== Segment start ==

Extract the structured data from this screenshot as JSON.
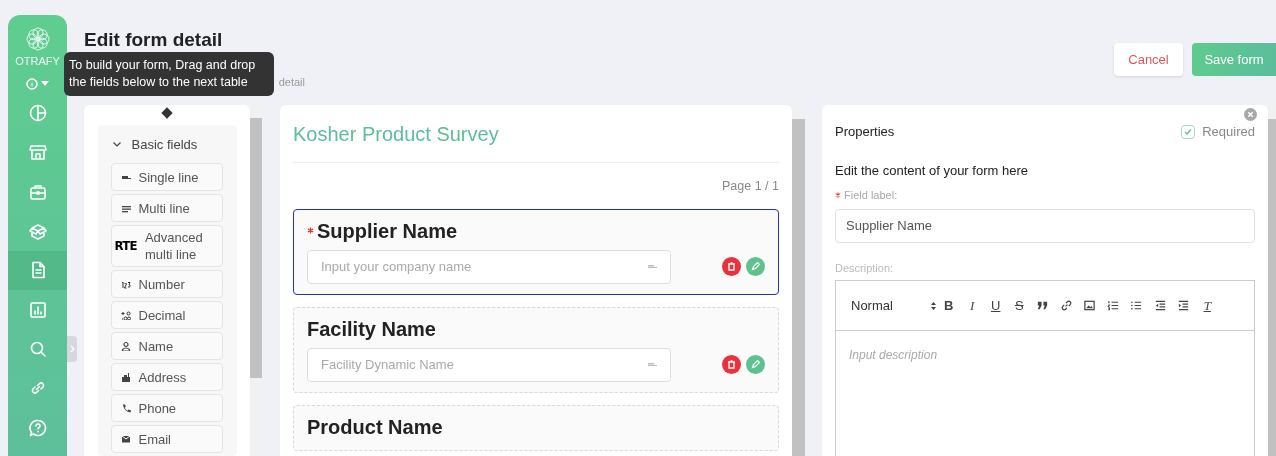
{
  "sidebar": {
    "brand": "OTRAFY",
    "items": [
      {
        "selected": false
      },
      {
        "selected": false
      },
      {
        "selected": false
      },
      {
        "selected": false
      },
      {
        "selected": true
      },
      {
        "selected": false
      },
      {
        "selected": false
      },
      {
        "selected": false
      },
      {
        "selected": false
      }
    ]
  },
  "header": {
    "title": "Edit form detail",
    "subtitle": "detail",
    "buttons": [
      {
        "label": "Cancel",
        "kind": "secondary"
      },
      {
        "label": "Save form",
        "kind": "primary"
      }
    ]
  },
  "tooltip": {
    "text": "To build your form, Drag and drop the fields below to the next table"
  },
  "palette": {
    "section": {
      "title": "Basic fields",
      "expanded": true
    },
    "items": [
      {
        "label": "Single line",
        "kind": "single"
      },
      {
        "label": "Multi line",
        "kind": "multi"
      },
      {
        "label": "Advanced multi line",
        "kind": "text",
        "badge": "RTE"
      },
      {
        "label": "Number",
        "kind": "number"
      },
      {
        "label": "Decimal",
        "kind": "decimal"
      },
      {
        "label": "Name",
        "kind": "person"
      },
      {
        "label": "Address",
        "kind": "building"
      },
      {
        "label": "Phone",
        "kind": "phone"
      },
      {
        "label": "Email",
        "kind": "mail"
      }
    ]
  },
  "form": {
    "title": "Kosher Product Survey",
    "page": "Page 1 / 1",
    "fields": [
      {
        "label": "Supplier Name",
        "required": true,
        "selected": true,
        "placeholder": "Input your company name"
      },
      {
        "label": "Facility Name",
        "required": false,
        "selected": false,
        "placeholder": "Facility Dynamic Name"
      },
      {
        "label": "Product Name",
        "required": false,
        "selected": false
      }
    ]
  },
  "properties": {
    "title": "Properties",
    "required": {
      "label": "Required",
      "checked": true
    },
    "heading": "Edit the content of your form here",
    "field_label": {
      "label": "Field label:",
      "required": true,
      "value": "Supplier Name"
    },
    "description": {
      "label": "Description:",
      "format": "Normal",
      "placeholder": "Input description",
      "toolbar": [
        {
          "kind": "bold",
          "label": "B"
        },
        {
          "kind": "italic",
          "label": "I"
        },
        {
          "kind": "underline",
          "label": "U"
        },
        {
          "kind": "strike",
          "label": "S"
        },
        {
          "kind": "quote"
        },
        {
          "kind": "link"
        },
        {
          "kind": "image"
        },
        {
          "kind": "ol"
        },
        {
          "kind": "ul"
        },
        {
          "kind": "outdent"
        },
        {
          "kind": "indent"
        },
        {
          "kind": "clear",
          "label": "T"
        }
      ]
    }
  }
}
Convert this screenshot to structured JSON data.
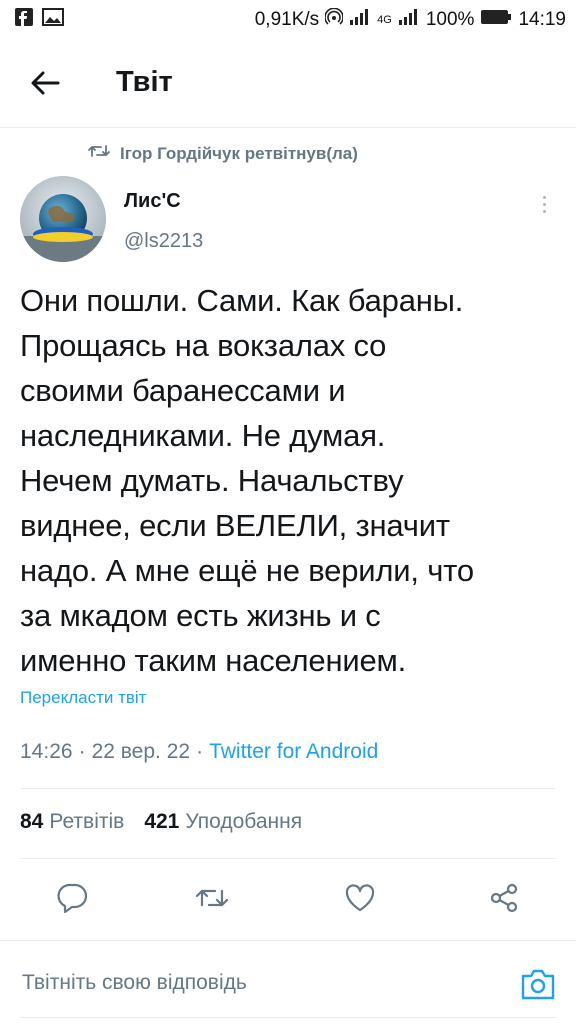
{
  "status_bar": {
    "speed": "0,91K/s",
    "network": "4G",
    "battery": "100%",
    "time": "14:19",
    "icons": [
      "facebook-icon",
      "gallery-icon",
      "hotspot-icon",
      "signal-icon",
      "battery-icon"
    ]
  },
  "header": {
    "title": "Твіт",
    "back_icon": "arrow-left-icon"
  },
  "retweet_context": {
    "text": "Ігор Гордійчук ретвітнув(ла)",
    "icon": "retweet-icon"
  },
  "author": {
    "name": "Лис'С",
    "handle": "@ls2213",
    "avatar": "avatar-globe"
  },
  "tweet": {
    "text": "Они пошли. Сами. Как бараны.\nПрощаясь на вокзалах со\nсвоими баранессами и\nнаследниками. Не думая.\nНечем думать. Начальству\nвиднее, если ВЕЛЕЛИ, значит\nнадо. А мне ещё не верили, что\nза мкадом есть жизнь и с\nименно таким населением.",
    "translate_label": "Перекласти твіт",
    "time": "14:26",
    "date": "22 вер. 22",
    "source": "Twitter for Android",
    "separator": "·"
  },
  "stats": {
    "retweets_count": "84",
    "retweets_label": "Ретвітів",
    "likes_count": "421",
    "likes_label": "Уподобання"
  },
  "actions": [
    "reply-icon",
    "retweet-icon",
    "like-icon",
    "share-icon"
  ],
  "reply": {
    "placeholder": "Твітніть свою відповідь",
    "camera_icon": "camera-icon"
  },
  "colors": {
    "accent": "#1da1f2",
    "secondary_text": "#657786",
    "primary_text": "#14171a",
    "border": "#e6ecf0"
  }
}
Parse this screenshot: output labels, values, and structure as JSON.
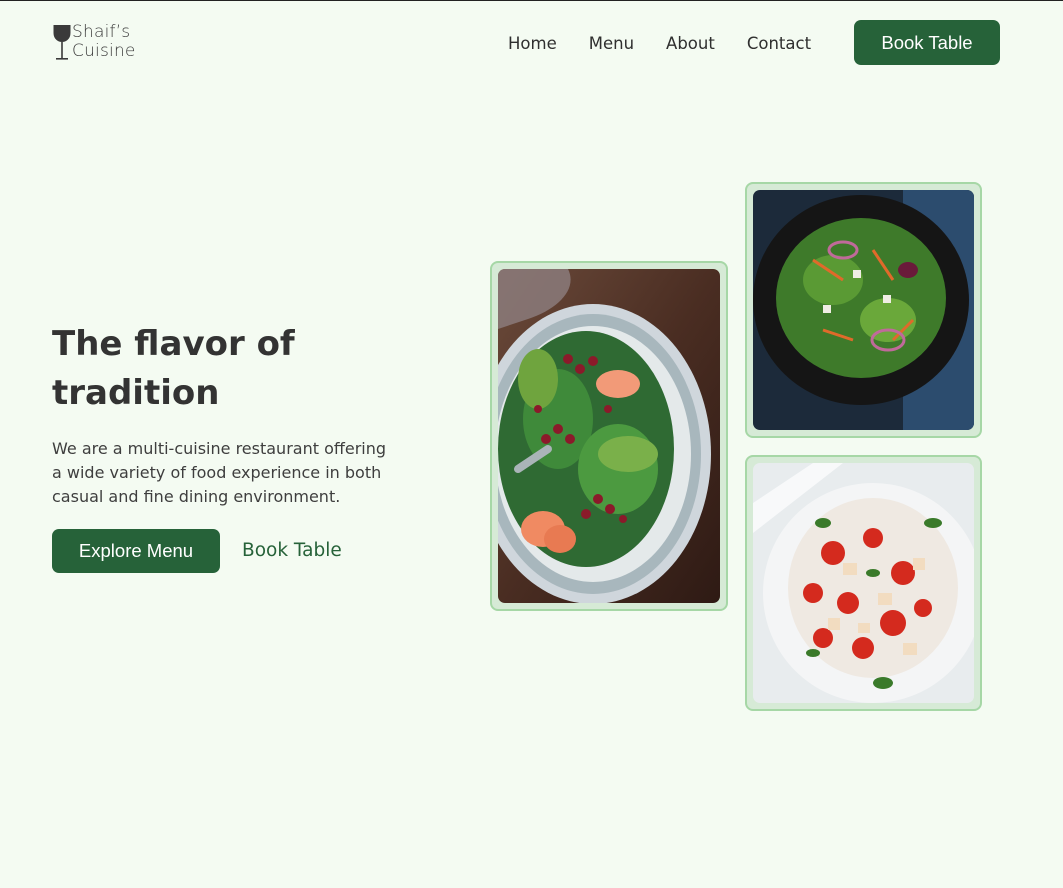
{
  "brand": {
    "line1": "Shaif’s",
    "line2": "Cuisine",
    "icon": "wine-glass-icon"
  },
  "nav": {
    "items": [
      "Home",
      "Menu",
      "About",
      "Contact"
    ],
    "book_label": "Book Table"
  },
  "hero": {
    "title": "The flavor of tradition",
    "description": "We are a multi-cuisine restaurant offering a wide variety of food experience in both casual and fine dining environment.",
    "primary_cta": "Explore Menu",
    "secondary_cta": "Book Table"
  },
  "images": [
    {
      "name": "spinach-pomegranate-salad-photo"
    },
    {
      "name": "dark-bowl-salad-photo"
    },
    {
      "name": "tomato-panzanella-salad-photo"
    }
  ],
  "colors": {
    "background": "#f4fbf2",
    "accent": "#266239",
    "card_border": "#a6d7a6"
  }
}
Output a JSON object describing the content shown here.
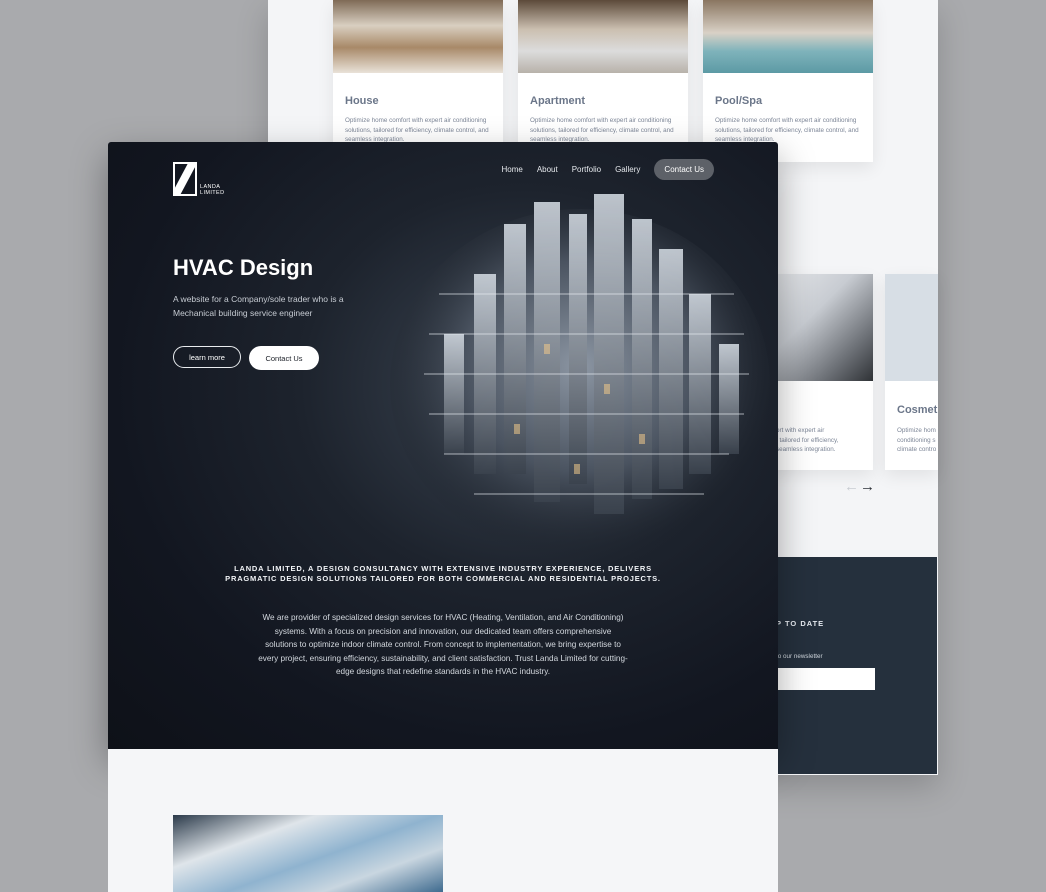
{
  "back_page": {
    "cards": [
      {
        "title": "House",
        "desc": "Optimize home comfort with expert air conditioning solutions, tailored for efficiency, climate control, and seamless integration."
      },
      {
        "title": "Apartment",
        "desc": "Optimize home comfort with expert air conditioning solutions, tailored for efficiency, climate control, and seamless integration."
      },
      {
        "title": "Pool/Spa",
        "desc": "Optimize home comfort with expert air conditioning solutions, tailored for efficiency, climate control, and seamless integration."
      }
    ],
    "card_office_desc": "ort with expert air\n, tailored for efficiency,\nseamless integration.",
    "card_cosmetic_title": "Cosmeti",
    "card_cosmetic_desc": "Optimize hom\nconditioning s\nclimate contro",
    "newsletter": {
      "heading": "P TO DATE",
      "subtext": "to our newsletter"
    }
  },
  "hero": {
    "logo_text": "LANDA\nLIMITED",
    "nav": [
      "Home",
      "About",
      "Portfolio",
      "Gallery"
    ],
    "nav_cta": "Contact Us",
    "title": "HVAC Design",
    "lede": "A website for a Company/sole trader who is a Mechanical building service engineer",
    "learn_more": "learn more",
    "contact": "Contact Us",
    "tagline": "LANDA LIMITED, A DESIGN CONSULTANCY WITH EXTENSIVE INDUSTRY EXPERIENCE, DELIVERS PRAGMATIC DESIGN SOLUTIONS TAILORED FOR BOTH COMMERCIAL AND RESIDENTIAL PROJECTS.",
    "about": "We are provider of specialized design services for HVAC (Heating, Ventilation, and Air Conditioning) systems. With a focus on precision and innovation, our dedicated team offers comprehensive solutions to optimize indoor climate control. From concept to implementation, we bring expertise to every project, ensuring efficiency, sustainability, and client satisfaction. Trust Landa Limited for cutting-edge designs that redefine standards in the HVAC industry."
  },
  "icons": {
    "prev": "arrow-left-icon",
    "next": "arrow-right-icon"
  }
}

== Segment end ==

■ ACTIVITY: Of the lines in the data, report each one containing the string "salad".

■ ANSWER:
      "name": "spinach-pomegranate-salad-photo"
      "name": "dark-bowl-salad-photo"
      "name": "tomato-panzanella-salad-photo"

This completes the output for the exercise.